10:48 am James Murdoch maintained that others at News International didn't point out how widespread phone hacking was. He said this might have been because he would have advocated they "cut out the cancer" by dismissing those involved.
10:40 amLord Justice Leveson, the judge leading the inquiry, intervened in questioning to ask Murdoch why he didn't ask how phone hacking happened and why wasn't it picked up?
Murdoch replied that he had asked editors to look at what had gone wrong and understood that existing internal controls had failed.
He deflected questions about News Corp's political influence.
Asked about the appointment of Sun Editor Dominic Mohan, who moved the newspaper away from the Labour Party toward the Conservative Party, he maintained that he didn't ask about Mohan's political opinions before his appointment. He added that his father Rupert and former chief executive Rebekah Brooks were mainly responsible for this appointment—often thought of as one of the most powerful in UK media.
Brooks was arrested in March.
10:20 am James Murdoch looked relaxed and confident as he sat down to give evidence this morning.
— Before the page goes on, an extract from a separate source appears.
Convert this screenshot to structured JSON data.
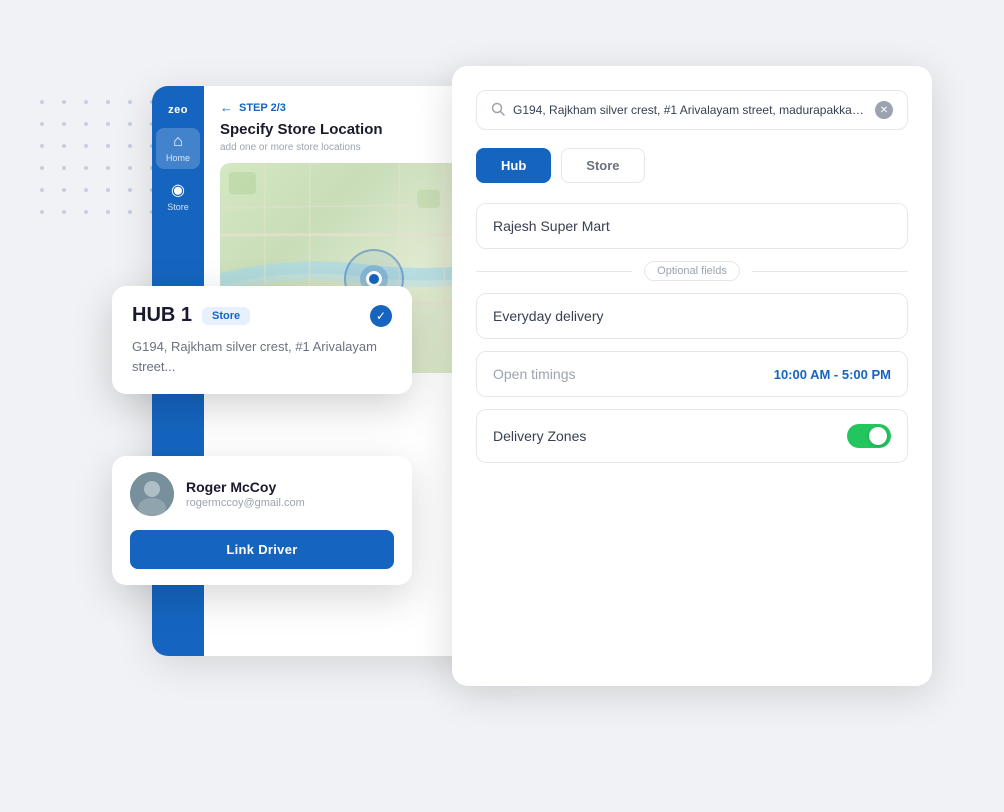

He kicked off his testimony with some specifics about his early career.
Murdoch admitted early on that the control systems at News International failed while he was heading the business.
He added that he didn't read the News of the World cover to cover every week and didn't spot stories which could have been obtained illegally.
Murdoch appeared to be shifting the blame to Tom Crone and other lawyers at News International by stating that he hoped having legal managers in every newsroom would have kept the papers on the right track.